## TASK STATEMENT
Copy out every line holding the string "title" from the records below.

Start of DATA TO USE

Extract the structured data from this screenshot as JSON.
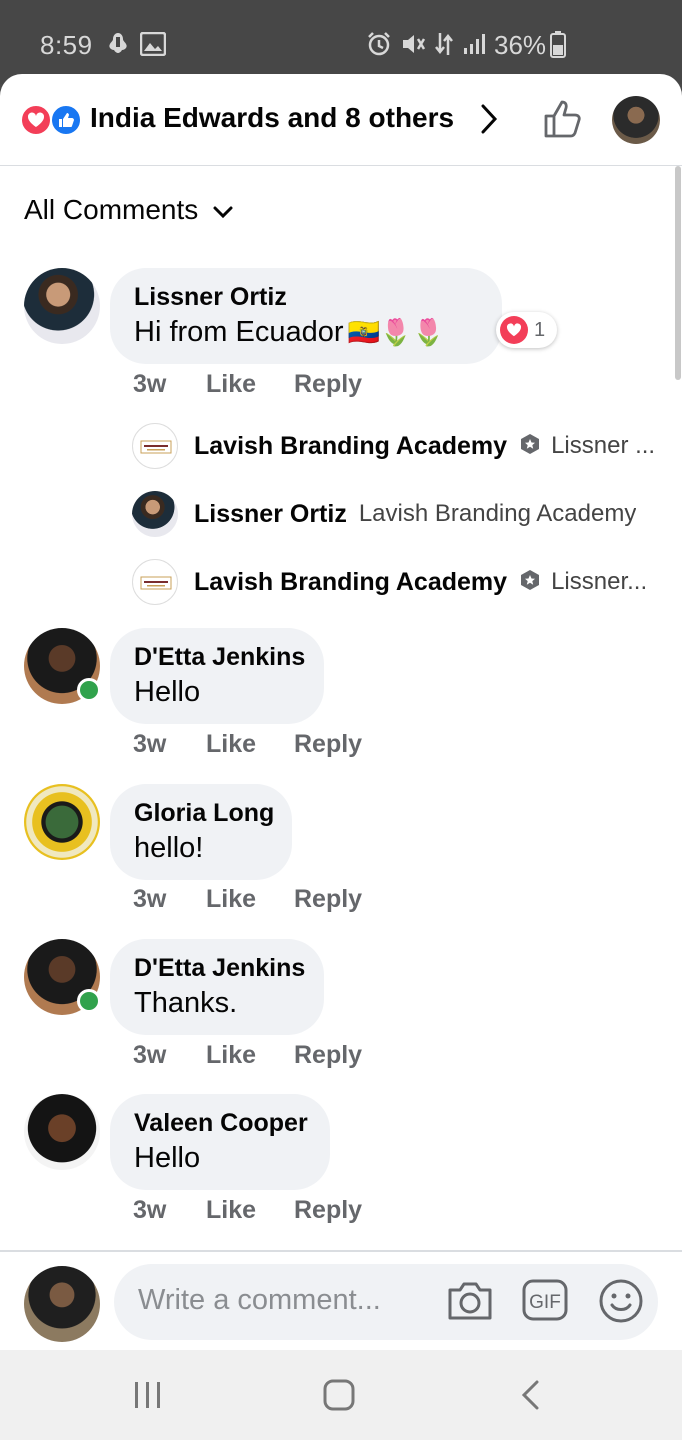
{
  "status_bar": {
    "time": "8:59",
    "battery": "36%"
  },
  "header": {
    "title": "India Edwards and 8 others"
  },
  "filter": {
    "label": "All Comments"
  },
  "comments": [
    {
      "name": "Lissner Ortiz",
      "text": "Hi from Ecuador",
      "emoji": "🇪🇨🌷🌷",
      "time": "3w",
      "like": "Like",
      "reply": "Reply",
      "reaction_count": "1"
    },
    {
      "name": "D'Etta Jenkins",
      "text": "Hello",
      "time": "3w",
      "like": "Like",
      "reply": "Reply"
    },
    {
      "name": "Gloria Long",
      "text": "hello!",
      "time": "3w",
      "like": "Like",
      "reply": "Reply"
    },
    {
      "name": "D'Etta Jenkins",
      "text": "Thanks.",
      "time": "3w",
      "like": "Like",
      "reply": "Reply"
    },
    {
      "name": "Valeen Cooper",
      "text": "Hello",
      "time": "3w",
      "like": "Like",
      "reply": "Reply"
    }
  ],
  "replies": [
    {
      "name": "Lavish Branding Academy",
      "text": "Lissner ..."
    },
    {
      "name": "Lissner Ortiz",
      "text": "Lavish Branding Academy"
    },
    {
      "name": "Lavish Branding Academy",
      "text": "Lissner..."
    }
  ],
  "composer": {
    "placeholder": "Write a comment...",
    "gif_label": "GIF"
  },
  "colors": {
    "like_blue": "#1877f2",
    "love_red": "#f33e58",
    "online_green": "#31a24c",
    "bubble_gray": "#f0f2f5"
  }
}
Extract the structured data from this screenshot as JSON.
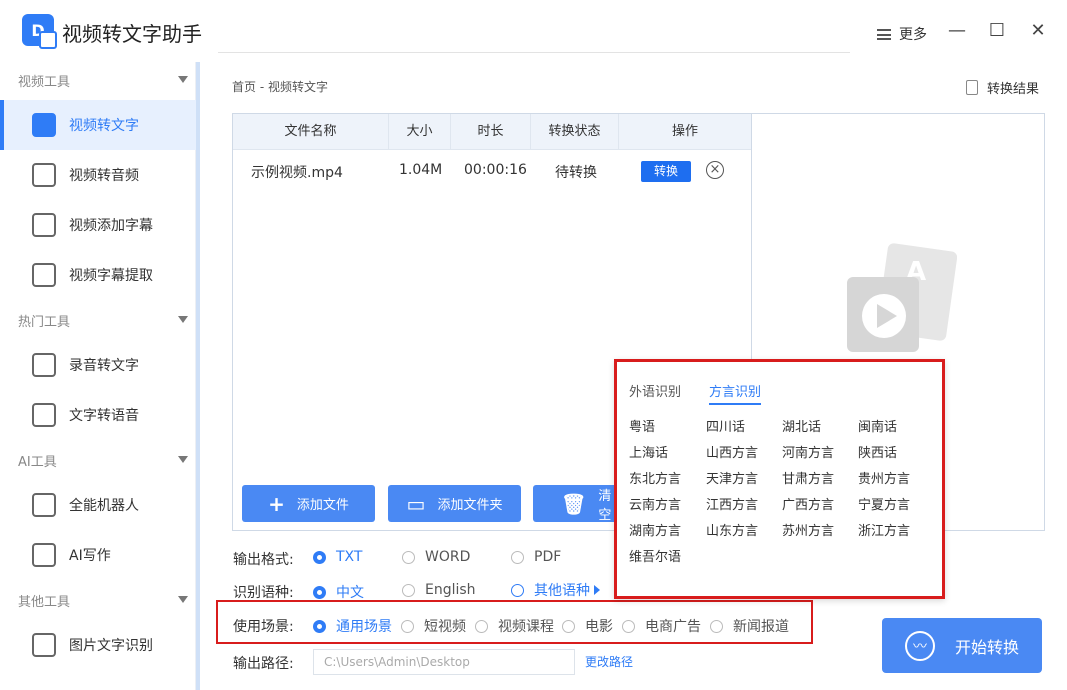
{
  "app": {
    "title": "视频转文字助手",
    "more": "更多"
  },
  "sidebar": {
    "sections": [
      "视频工具",
      "热门工具",
      "AI工具",
      "其他工具"
    ],
    "items": [
      "视频转文字",
      "视频转音频",
      "视频添加字幕",
      "视频字幕提取",
      "录音转文字",
      "文字转语音",
      "全能机器人",
      "AI写作",
      "图片文字识别"
    ]
  },
  "main": {
    "breadcrumb": "首页 - 视频转文字",
    "result_link": "转换结果",
    "table": {
      "headers": [
        "文件名称",
        "大小",
        "时长",
        "转换状态",
        "操作"
      ],
      "rows": [
        {
          "name": "示例视频.mp4",
          "size": "1.04M",
          "duration": "00:00:16",
          "status": "待转换",
          "action": "转换"
        }
      ]
    },
    "buttons": {
      "add_file": "添加文件",
      "add_folder": "添加文件夹",
      "clear": "清空"
    },
    "output_format": {
      "label": "输出格式:",
      "options": [
        "TXT",
        "WORD",
        "PDF"
      ],
      "selected": "TXT"
    },
    "lang": {
      "label": "识别语种:",
      "options": [
        "中文",
        "English",
        "其他语种"
      ],
      "selected": "中文"
    },
    "scene": {
      "label": "使用场景:",
      "options": [
        "通用场景",
        "短视频",
        "视频课程",
        "电影",
        "电商广告",
        "新闻报道"
      ],
      "selected": "通用场景"
    },
    "path": {
      "label": "输出路径:",
      "value": "C:\\Users\\Admin\\Desktop",
      "change": "更改路径"
    },
    "start": "开始转换"
  },
  "popup": {
    "tabs": [
      "外语识别",
      "方言识别"
    ],
    "active_tab": "方言识别",
    "dialects": [
      "粤语",
      "四川话",
      "湖北话",
      "闽南话",
      "上海话",
      "山西方言",
      "河南方言",
      "陕西话",
      "东北方言",
      "天津方言",
      "甘肃方言",
      "贵州方言",
      "云南方言",
      "江西方言",
      "广西方言",
      "宁夏方言",
      "湖南方言",
      "山东方言",
      "苏州方言",
      "浙江方言",
      "维吾尔语"
    ]
  },
  "colors": {
    "accent": "#2f7cf6",
    "highlight_border": "#d81c1c",
    "button": "#4a89f3"
  }
}
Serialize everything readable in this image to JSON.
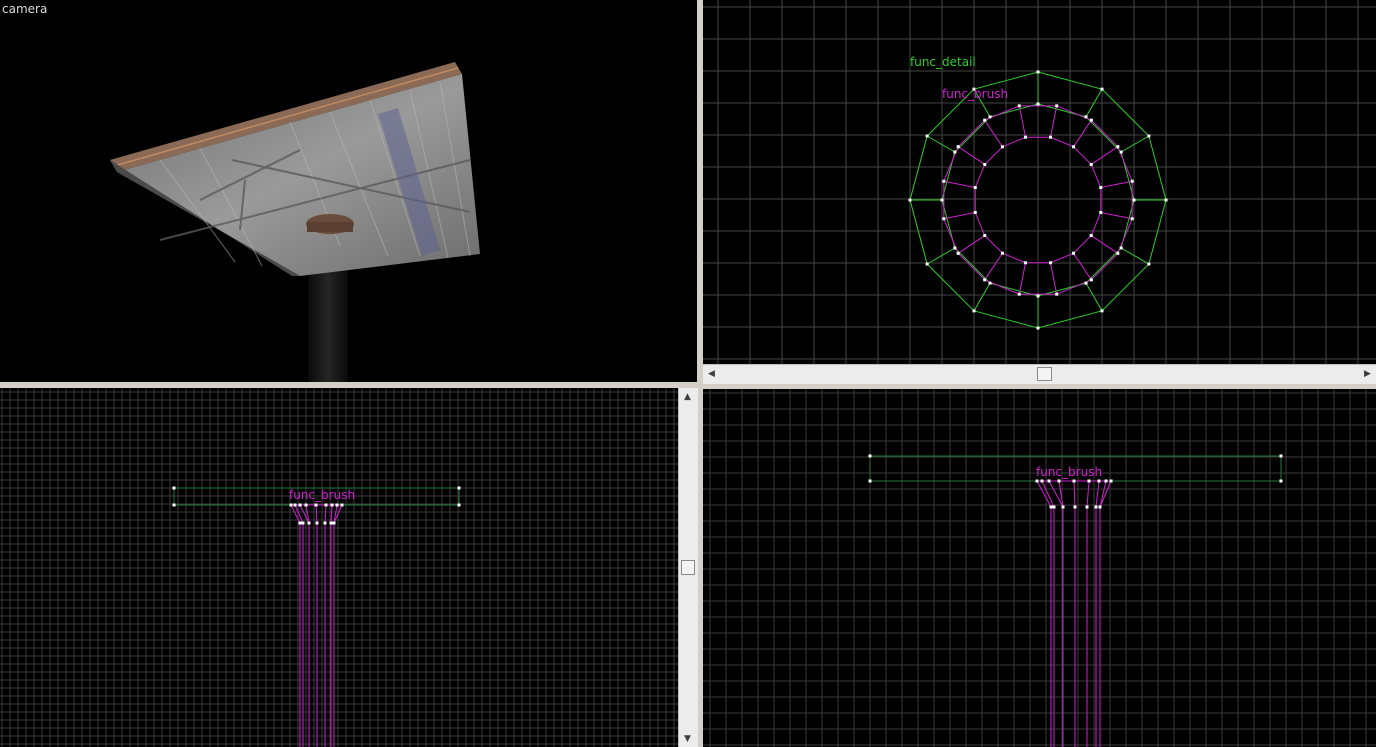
{
  "camera_view": {
    "label": "camera"
  },
  "top_view": {
    "entity_outer": "func_detail",
    "entity_inner": "func_brush"
  },
  "side_view": {
    "entity": "func_brush"
  },
  "front_view": {
    "entity": "func_brush"
  },
  "colors": {
    "grid": "#3c3c3c",
    "detail": "#2ccf2c",
    "brush": "#d020d0",
    "handle": "#ffffff",
    "background": "#000000"
  },
  "icons": {
    "scroll_left": "arrow-left-icon",
    "scroll_right": "arrow-right-icon",
    "scroll_up": "arrow-up-icon",
    "scroll_down": "arrow-down-icon"
  }
}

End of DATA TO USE

## ANSWER TO THIS PROBLEM
    "title": "India Edwards and 8 others"
    "title": "视频转文字助手",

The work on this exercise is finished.